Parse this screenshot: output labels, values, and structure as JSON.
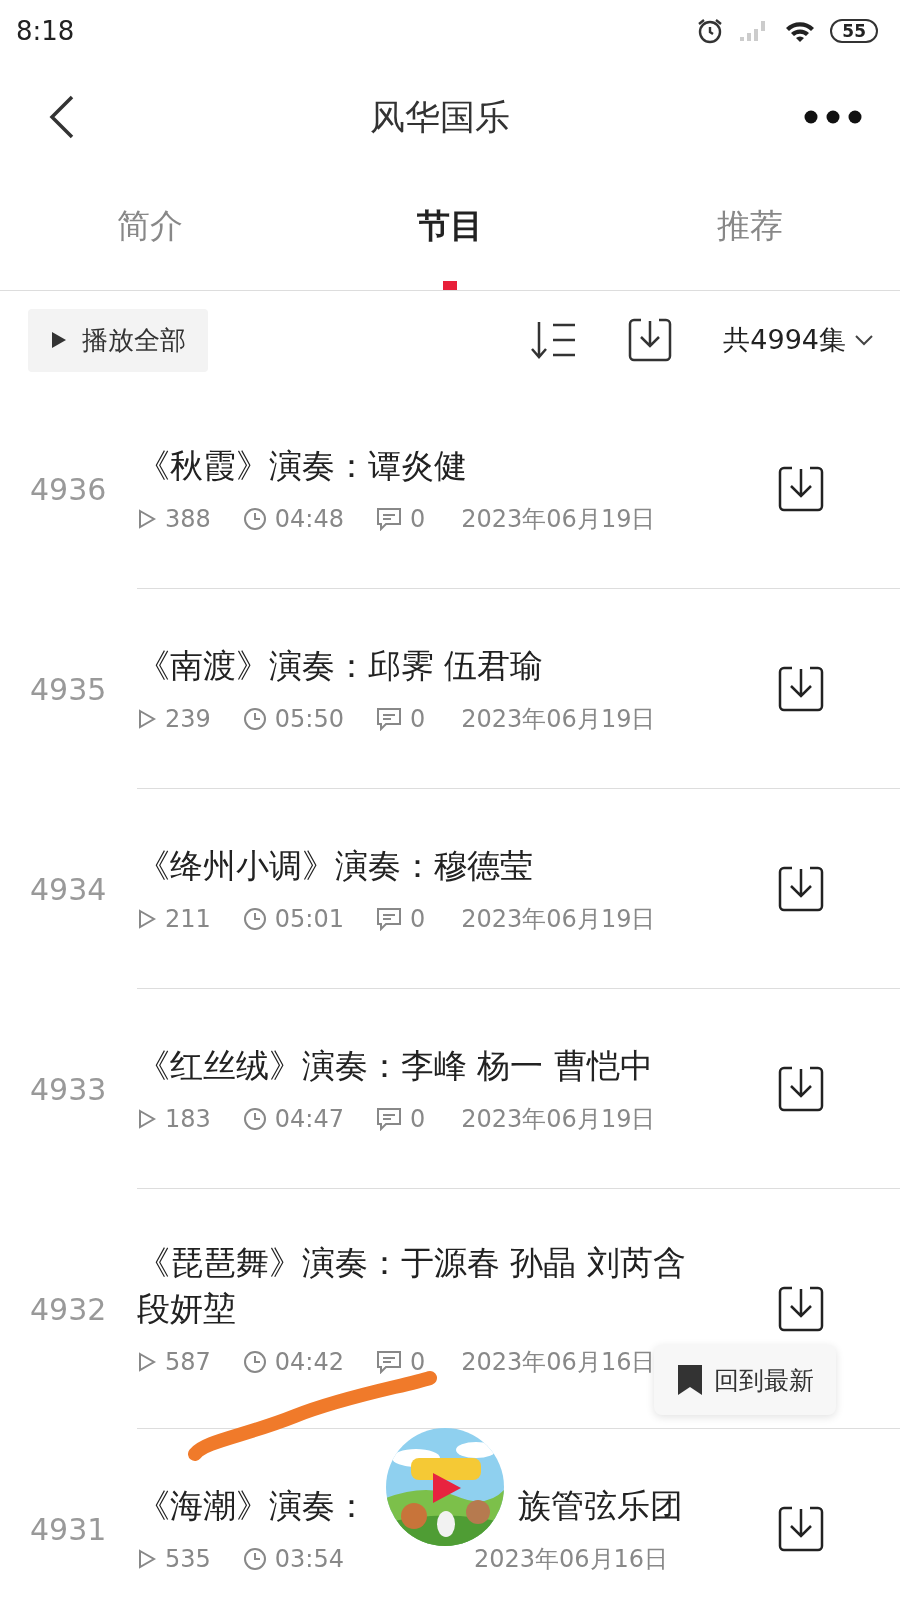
{
  "status_bar": {
    "time": "8:18",
    "battery": "55"
  },
  "header": {
    "title": "风华国乐"
  },
  "tabs": [
    {
      "label": "简介",
      "selected": false
    },
    {
      "label": "节目",
      "selected": true
    },
    {
      "label": "推荐",
      "selected": false
    }
  ],
  "toolbar": {
    "play_all": "播放全部",
    "count": "共4994集"
  },
  "episodes": [
    {
      "number": "4936",
      "title": "《秋霞》演奏：谭炎健",
      "plays": "388",
      "duration": "04:48",
      "comments": "0",
      "date": "2023年06月19日"
    },
    {
      "number": "4935",
      "title": "《南渡》演奏：邱霁 伍君瑜",
      "plays": "239",
      "duration": "05:50",
      "comments": "0",
      "date": "2023年06月19日"
    },
    {
      "number": "4934",
      "title": "《绛州小调》演奏：穆德莹",
      "plays": "211",
      "duration": "05:01",
      "comments": "0",
      "date": "2023年06月19日"
    },
    {
      "number": "4933",
      "title": "《红丝绒》演奏：李峰 杨一 曹恺中",
      "plays": "183",
      "duration": "04:47",
      "comments": "0",
      "date": "2023年06月19日"
    },
    {
      "number": "4932",
      "title": "《琵琶舞》演奏：于源春 孙晶 刘芮含段妍堃",
      "plays": "587",
      "duration": "04:42",
      "comments": "0",
      "date": "2023年06月16日"
    },
    {
      "number": "4931",
      "title_parts": [
        "《海潮》演奏：",
        "族管弦乐团"
      ],
      "plays": "535",
      "duration": "03:54",
      "date": "2023年06月16日"
    }
  ],
  "back_to_latest": "回到最新"
}
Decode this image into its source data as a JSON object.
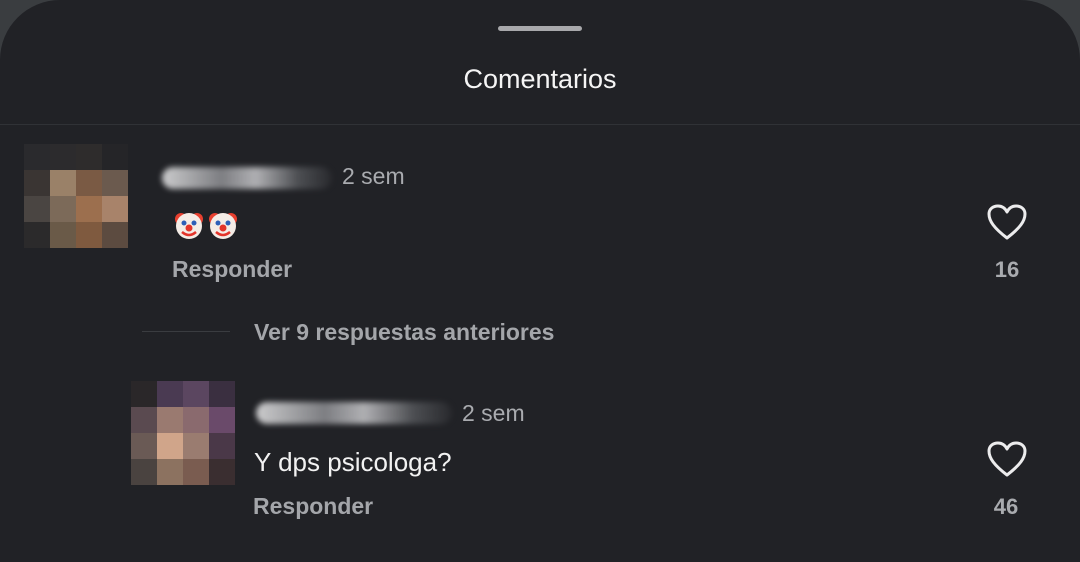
{
  "header": {
    "title": "Comentarios"
  },
  "comments": [
    {
      "time": "2 sem",
      "text": "🤡🤡",
      "reply_label": "Responder",
      "likes": "16",
      "like_icon": "heart-outline-icon"
    },
    {
      "time": "2 sem",
      "text": "Y dps psicologa?",
      "reply_label": "Responder",
      "likes": "46",
      "like_icon": "heart-outline-icon"
    }
  ],
  "thread": {
    "view_replies_label": "Ver 9 respuestas anteriores"
  },
  "colors": {
    "background": "#212226",
    "text_primary": "#f2f2f2",
    "text_secondary": "#a4a6aa"
  }
}
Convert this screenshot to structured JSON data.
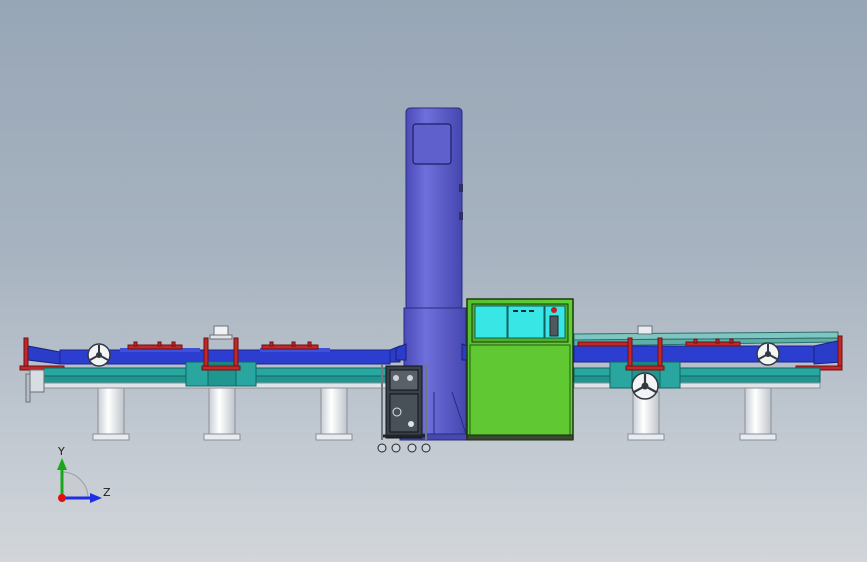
{
  "axes": {
    "y_label": "Y",
    "z_label": "Z",
    "y_color": "#1aa81a",
    "z_color": "#2030e0",
    "origin_color": "#e01010"
  },
  "colors": {
    "column": "#6464d2",
    "cabinet": "#5fc832",
    "cabinet_panel": "#38e6e6",
    "rail_teal": "#2aa6a0",
    "frame_blue": "#2a3cc8",
    "accent_red": "#c0282a",
    "legs": "#e8ecf0"
  }
}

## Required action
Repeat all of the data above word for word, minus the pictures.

## Response area
Parse this screenshot: output labels, values, and structure as JSON.
{
  "status_bar": {
    "time": "8:18",
    "battery": "55"
  },
  "header": {
    "title": "风华国乐"
  },
  "tabs": [
    {
      "label": "简介",
      "selected": false
    },
    {
      "label": "节目",
      "selected": true
    },
    {
      "label": "推荐",
      "selected": false
    }
  ],
  "toolbar": {
    "play_all": "播放全部",
    "count": "共4994集"
  },
  "episodes": [
    {
      "number": "4936",
      "title": "《秋霞》演奏：谭炎健",
      "plays": "388",
      "duration": "04:48",
      "comments": "0",
      "date": "2023年06月19日"
    },
    {
      "number": "4935",
      "title": "《南渡》演奏：邱霁 伍君瑜",
      "plays": "239",
      "duration": "05:50",
      "comments": "0",
      "date": "2023年06月19日"
    },
    {
      "number": "4934",
      "title": "《绛州小调》演奏：穆德莹",
      "plays": "211",
      "duration": "05:01",
      "comments": "0",
      "date": "2023年06月19日"
    },
    {
      "number": "4933",
      "title": "《红丝绒》演奏：李峰 杨一 曹恺中",
      "plays": "183",
      "duration": "04:47",
      "comments": "0",
      "date": "2023年06月19日"
    },
    {
      "number": "4932",
      "title": "《琵琶舞》演奏：于源春 孙晶 刘芮含段妍堃",
      "plays": "587",
      "duration": "04:42",
      "comments": "0",
      "date": "2023年06月16日"
    },
    {
      "number": "4931",
      "title_parts": [
        "《海潮》演奏：",
        "族管弦乐团"
      ],
      "plays": "535",
      "duration": "03:54",
      "date": "2023年06月16日"
    }
  ],
  "back_to_latest": "回到最新"
}
Decode this image into its source data as a JSON object.
{
  "header": {
    "title": "Comentarios"
  },
  "comments": [
    {
      "time": "2 sem",
      "text": "🤡🤡",
      "reply_label": "Responder",
      "likes": "16",
      "like_icon": "heart-outline-icon"
    },
    {
      "time": "2 sem",
      "text": "Y dps psicologa?",
      "reply_label": "Responder",
      "likes": "46",
      "like_icon": "heart-outline-icon"
    }
  ],
  "thread": {
    "view_replies_label": "Ver 9 respuestas anteriores"
  },
  "colors": {
    "background": "#212226",
    "text_primary": "#f2f2f2",
    "text_secondary": "#a4a6aa"
  }
}
Convert this screenshot to structured JSON data.
{
  "axes": {
    "y_label": "Y",
    "z_label": "Z",
    "y_color": "#1aa81a",
    "z_color": "#2030e0",
    "origin_color": "#e01010"
  },
  "colors": {
    "column": "#6464d2",
    "cabinet": "#5fc832",
    "cabinet_panel": "#38e6e6",
    "rail_teal": "#2aa6a0",
    "frame_blue": "#2a3cc8",
    "accent_red": "#c0282a",
    "legs": "#e8ecf0"
  }
}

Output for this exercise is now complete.